The Ryder Cup does generate millions of dollars in revenue for both of the event’s governing organizations, the PGA of America and the DP World Tour, but neither body is a for-profit enterprise.

The PGA of America is a 501(c)(6) status, and the DP World Tour is a “benevolent trust,” another form of non-profit.

Jack Hirsh

Golf.com Editor

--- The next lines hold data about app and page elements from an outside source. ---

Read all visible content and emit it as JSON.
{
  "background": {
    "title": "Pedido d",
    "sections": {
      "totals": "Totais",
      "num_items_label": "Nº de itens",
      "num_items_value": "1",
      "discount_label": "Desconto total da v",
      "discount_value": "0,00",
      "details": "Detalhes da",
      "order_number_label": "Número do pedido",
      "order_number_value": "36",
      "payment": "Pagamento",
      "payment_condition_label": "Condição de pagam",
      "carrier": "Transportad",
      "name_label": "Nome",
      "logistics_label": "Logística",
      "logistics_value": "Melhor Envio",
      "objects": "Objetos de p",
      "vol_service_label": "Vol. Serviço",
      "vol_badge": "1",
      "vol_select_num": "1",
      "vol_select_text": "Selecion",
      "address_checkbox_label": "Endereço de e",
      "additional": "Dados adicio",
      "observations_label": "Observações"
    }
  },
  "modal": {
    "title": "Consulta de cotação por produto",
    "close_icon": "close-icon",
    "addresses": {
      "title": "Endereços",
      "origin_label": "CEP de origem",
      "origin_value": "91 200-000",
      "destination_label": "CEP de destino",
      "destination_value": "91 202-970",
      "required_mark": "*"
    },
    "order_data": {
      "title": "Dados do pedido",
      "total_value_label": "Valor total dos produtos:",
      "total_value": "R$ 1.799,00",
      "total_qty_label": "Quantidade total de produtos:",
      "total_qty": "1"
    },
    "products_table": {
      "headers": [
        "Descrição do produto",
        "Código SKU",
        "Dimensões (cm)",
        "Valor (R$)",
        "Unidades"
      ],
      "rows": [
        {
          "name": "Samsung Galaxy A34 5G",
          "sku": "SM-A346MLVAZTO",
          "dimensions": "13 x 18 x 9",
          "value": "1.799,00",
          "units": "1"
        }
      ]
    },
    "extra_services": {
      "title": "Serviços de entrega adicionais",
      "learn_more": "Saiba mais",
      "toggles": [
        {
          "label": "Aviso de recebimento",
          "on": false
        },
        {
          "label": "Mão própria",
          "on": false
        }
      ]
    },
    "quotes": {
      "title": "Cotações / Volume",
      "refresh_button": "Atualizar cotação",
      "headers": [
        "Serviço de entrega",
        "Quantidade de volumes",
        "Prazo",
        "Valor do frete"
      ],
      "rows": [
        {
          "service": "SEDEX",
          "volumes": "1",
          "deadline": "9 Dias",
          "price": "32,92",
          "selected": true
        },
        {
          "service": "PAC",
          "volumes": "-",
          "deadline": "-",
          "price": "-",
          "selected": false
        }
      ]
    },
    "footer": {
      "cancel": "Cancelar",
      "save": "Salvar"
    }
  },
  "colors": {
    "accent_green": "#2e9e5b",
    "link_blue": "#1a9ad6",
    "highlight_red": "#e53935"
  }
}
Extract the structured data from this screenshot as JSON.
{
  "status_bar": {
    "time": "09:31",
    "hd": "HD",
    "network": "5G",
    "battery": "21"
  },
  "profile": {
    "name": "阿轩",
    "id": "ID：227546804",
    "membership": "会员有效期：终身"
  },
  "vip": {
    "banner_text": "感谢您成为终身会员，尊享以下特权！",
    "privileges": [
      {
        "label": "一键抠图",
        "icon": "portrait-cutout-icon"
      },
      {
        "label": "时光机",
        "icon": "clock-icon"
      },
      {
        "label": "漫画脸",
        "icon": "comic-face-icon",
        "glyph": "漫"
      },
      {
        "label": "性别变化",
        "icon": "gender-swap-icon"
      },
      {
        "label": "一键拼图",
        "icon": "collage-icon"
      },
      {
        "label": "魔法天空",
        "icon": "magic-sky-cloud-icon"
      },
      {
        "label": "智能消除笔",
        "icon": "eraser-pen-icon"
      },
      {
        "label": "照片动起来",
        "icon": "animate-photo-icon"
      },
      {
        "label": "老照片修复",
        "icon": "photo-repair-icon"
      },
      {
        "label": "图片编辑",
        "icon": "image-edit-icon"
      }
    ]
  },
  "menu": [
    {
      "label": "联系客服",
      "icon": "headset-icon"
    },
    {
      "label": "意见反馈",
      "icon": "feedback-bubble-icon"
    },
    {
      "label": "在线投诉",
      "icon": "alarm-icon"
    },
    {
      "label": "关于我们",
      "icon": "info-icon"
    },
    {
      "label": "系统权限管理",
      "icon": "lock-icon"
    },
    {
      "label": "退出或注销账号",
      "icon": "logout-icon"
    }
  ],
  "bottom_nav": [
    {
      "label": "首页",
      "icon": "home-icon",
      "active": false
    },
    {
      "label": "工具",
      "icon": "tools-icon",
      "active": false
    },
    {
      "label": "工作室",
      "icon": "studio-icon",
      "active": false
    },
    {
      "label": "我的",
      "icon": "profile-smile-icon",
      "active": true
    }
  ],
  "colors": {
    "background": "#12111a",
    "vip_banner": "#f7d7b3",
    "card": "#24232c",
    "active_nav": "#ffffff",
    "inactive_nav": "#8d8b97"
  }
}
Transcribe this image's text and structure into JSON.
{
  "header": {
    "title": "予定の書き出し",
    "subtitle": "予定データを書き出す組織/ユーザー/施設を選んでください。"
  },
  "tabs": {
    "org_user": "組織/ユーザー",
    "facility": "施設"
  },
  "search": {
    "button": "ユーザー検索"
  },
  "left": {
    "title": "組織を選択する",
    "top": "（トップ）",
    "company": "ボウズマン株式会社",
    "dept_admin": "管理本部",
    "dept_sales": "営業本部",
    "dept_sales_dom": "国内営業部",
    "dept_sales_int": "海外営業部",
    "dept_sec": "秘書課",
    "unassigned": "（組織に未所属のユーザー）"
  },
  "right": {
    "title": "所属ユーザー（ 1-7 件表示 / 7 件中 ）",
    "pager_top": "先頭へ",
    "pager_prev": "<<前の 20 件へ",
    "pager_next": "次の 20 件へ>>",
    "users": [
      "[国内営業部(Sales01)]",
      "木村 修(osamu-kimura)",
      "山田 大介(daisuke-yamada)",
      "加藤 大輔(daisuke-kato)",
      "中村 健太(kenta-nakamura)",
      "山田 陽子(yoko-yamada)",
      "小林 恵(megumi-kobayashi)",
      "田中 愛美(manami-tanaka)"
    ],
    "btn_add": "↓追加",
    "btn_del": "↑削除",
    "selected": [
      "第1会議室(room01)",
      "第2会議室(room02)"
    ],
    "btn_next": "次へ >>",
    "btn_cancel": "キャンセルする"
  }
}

Jack Hirsh is an assistant editor at GOLF. A Pennsylvania native, Jack is a 2020 graduate of Penn State University, earning degrees in broadcast journalism and political science. He was captain of his high school golf team and recently returned to the program to serve as head coach. Jack also still *tries* to remain competitive in local amateurs. Before joining GOLF, Jack spent two years working at a TV station in Bend, Oregon, primarily as a Multimedia Journalist/reporter, but also producing, anchoring and even presenting the weather. He can be reached at jack.hirsh@golf.com.